While putting together the Windows HiEd 2010 conference topics several months ago with Microsoft and other conference organizers, I suggested we have someone from Microsoft talk about “NextGen AD” since there had recently been some hubbub about this at PDC. What we got was a session on System.Identity. System.Identity shouldn’t be confused with ADFSv2 or the Windows Identity Foundation, both of which have shipped in the last 6 months.
You can see thePDC session that covers System.Identity which started the hubbub. And you can read avery interesting write-up about System.Identity here.
Microsoft observed that existing directories have design constraints that make them difficult to use for all of an application’s identity needs, so many applications end up devoping extensions to meet this unmet need. But each of those applications are re-inventing the wheel, and these custom extensions are often a stumbling block to getting them to interoperate with each other. And all these applications basically result in AD data getting copied into the appplication’s SQL database.

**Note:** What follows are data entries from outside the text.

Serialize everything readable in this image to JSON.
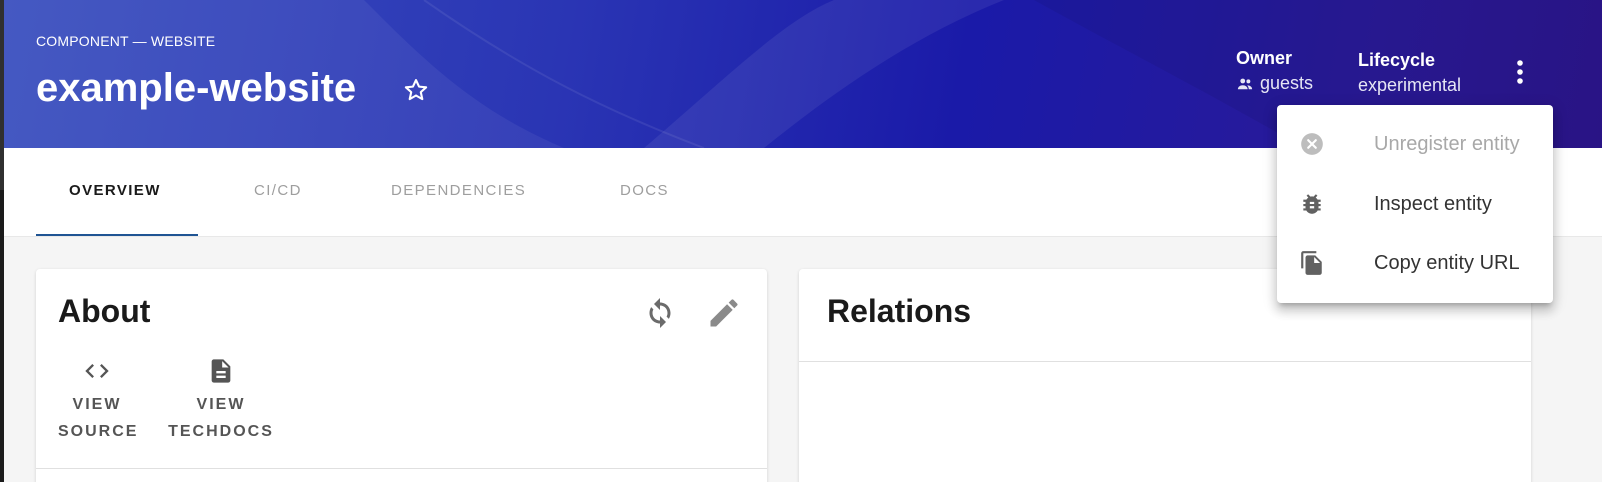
{
  "header": {
    "eyebrow": "COMPONENT — WEBSITE",
    "title": "example-website",
    "owner": {
      "label": "Owner",
      "value": "guests"
    },
    "lifecycle": {
      "label": "Lifecycle",
      "value": "experimental"
    },
    "colors": {
      "gradient_start": "#3a4fbf",
      "gradient_end": "#2c168e"
    }
  },
  "tabs": [
    {
      "label": "OVERVIEW",
      "active": true
    },
    {
      "label": "CI/CD",
      "active": false
    },
    {
      "label": "DEPENDENCIES",
      "active": false
    },
    {
      "label": "DOCS",
      "active": false
    }
  ],
  "about": {
    "title": "About",
    "links": [
      {
        "line1": "VIEW",
        "line2": "SOURCE",
        "icon": "code-icon"
      },
      {
        "line1": "VIEW",
        "line2": "TECHDOCS",
        "icon": "document-icon"
      }
    ]
  },
  "relations": {
    "title": "Relations"
  },
  "menu": {
    "items": [
      {
        "label": "Unregister entity",
        "icon": "cancel-circle-icon",
        "disabled": true
      },
      {
        "label": "Inspect entity",
        "icon": "bug-icon",
        "disabled": false
      },
      {
        "label": "Copy entity URL",
        "icon": "copy-icon",
        "disabled": false
      }
    ]
  },
  "accent_color": "#1f5493"
}
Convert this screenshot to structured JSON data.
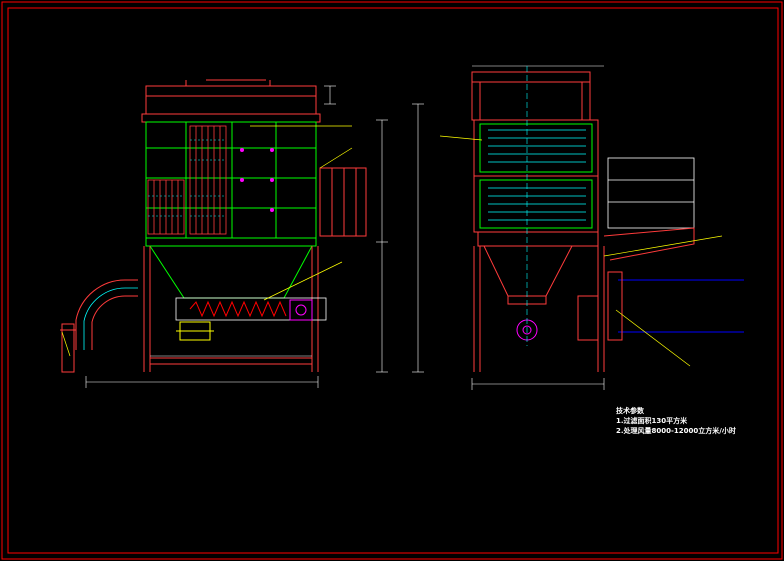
{
  "drawing": {
    "background": "#000000",
    "colors": {
      "frame": "#ff0000",
      "structure": "#ff3b3b",
      "filter": "#00ff00",
      "dimension": "#ffffff",
      "centerline": "#00ffff",
      "auger": "#ff0000",
      "leader": "#ffff00",
      "duct": "#0000ff",
      "motor": "#ff00ff"
    },
    "tech_notes": {
      "title": "技术参数",
      "line1": "1.过滤面积130平方米",
      "line2": "2.处理风量8000-12000立方米/小时"
    }
  }
}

Microsoft also observed that a key failing was not allowing enough flexibility in defining relationships for any given identity. For example, in Active Directory, you really only have security groups to define relationships with. But groups only represent “member” relationships, have privacy limitations, and require that the “member” be in the local AD.
System.Identity is designed to help eliminate the wasted development costs put into each application’s identity needs. It does this by providing an identity model which is flexible and is not wedded to any particular authentication or authorization system/protocol. In other words, it provides an identity abstraction that an application can leverage, so that the application doesn’t have to worry about implementing support for authentication protocols, user settings sometimes called the “profile” of the user, and relationships that typically are used for authorization decisions. In the System.Identity model, relationships are “first class” entities, as opposed to a second class after-thought.
System.Identity is currently a community technology preview (CTP) experiment. Microsoft is hoping that others see the value of a common application identity framework which can leverage existing directory and identity technologies, but allow the greater flexibility needed by each application.
You can find out more at http://connect.microsoft.com/SystemIdentity.
It remains to be seen whether this is part of a larger NextGen Active Directory strategy or just another incremental step forward.